Being chosen to ride a float and represent the city is a very big honor. And Joan Williams see it as such. However, while she was chosen as “Miss Crown City” to represent the Pasadena City Hall in 1958, it took her 56 years before she would be able to ride atop a float.
In 1958, she was chosen by her colleagues to represent the city in the many events happening for the Rose Parade. Her selection was made in August and the parade was to happen in January 1st of the year. The honor made Williams very excited. However, that excitement was cut short when an interview by the Pasadena Independent discovered she was black.
In spite of having light skin, Williams heritage is black. And as soon as the organizer found out about this, they scratched off all events she was to participate in. The float where she was supposed to be in was withdrawn from the list in the parade and the reason given to her was that too many floats have entered already. In another incident, the city mayor declined to have his photo taken with her at the request of a Jet magazine photographer.
This hurt Williams so bad that at one point she said, “If I had to do it all over again, I would refuse the title.”
But it seemed that an opportunity for her to finally ride a float opened. When Pasadena Mayor Bill Bogaard heard the story, he sought her out and they talked. After which, Tournament of Roses Director Bill Flinn contacted Williams and askd her to join this year’s festivities, with the theme “Inspiring Stories.” She was initially reluctant but Williams finally agreed.

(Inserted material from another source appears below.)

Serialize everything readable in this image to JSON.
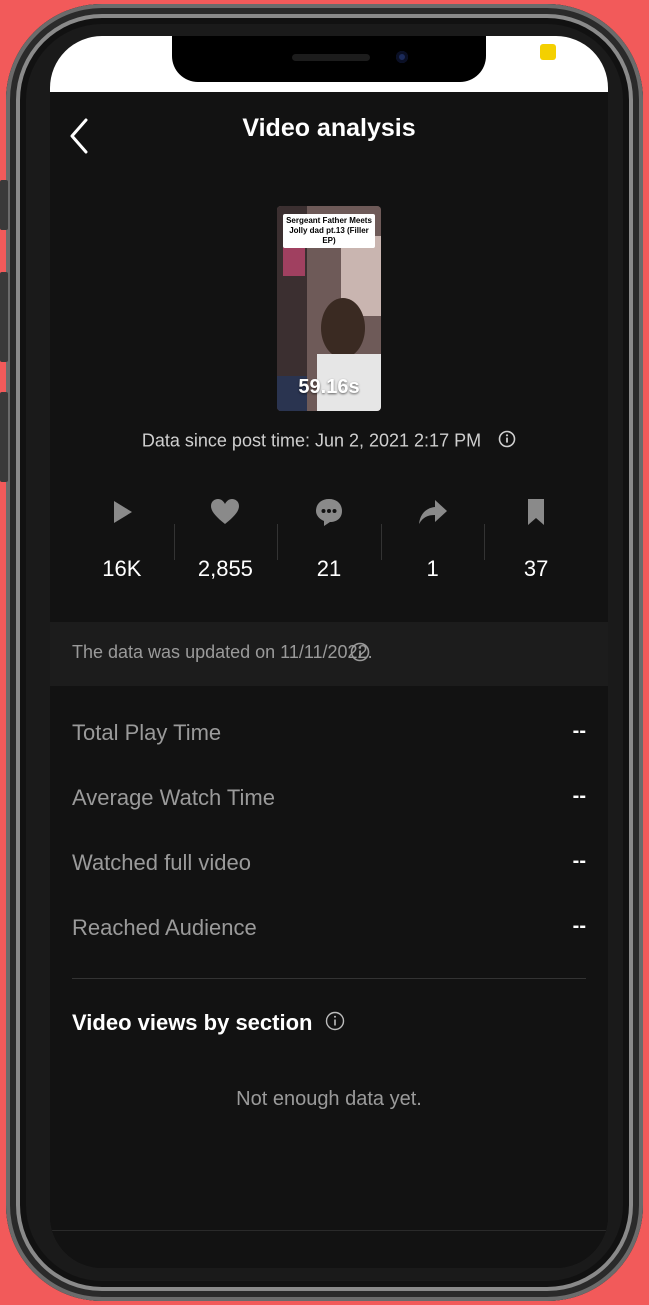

For Williams, it was not about the honor that hurt her. But more than anything, the issue that surfaced from her story is the continuous plight of black people in country where race is a concern. She said, “I want to honor the community and especially the African-American community who were so vocal about feeling the city needed to make an apology.” Later adding, “Now I’m expecting a great-grandchild and now when he sits on my lap and I tell the story, it will have a happier ending.”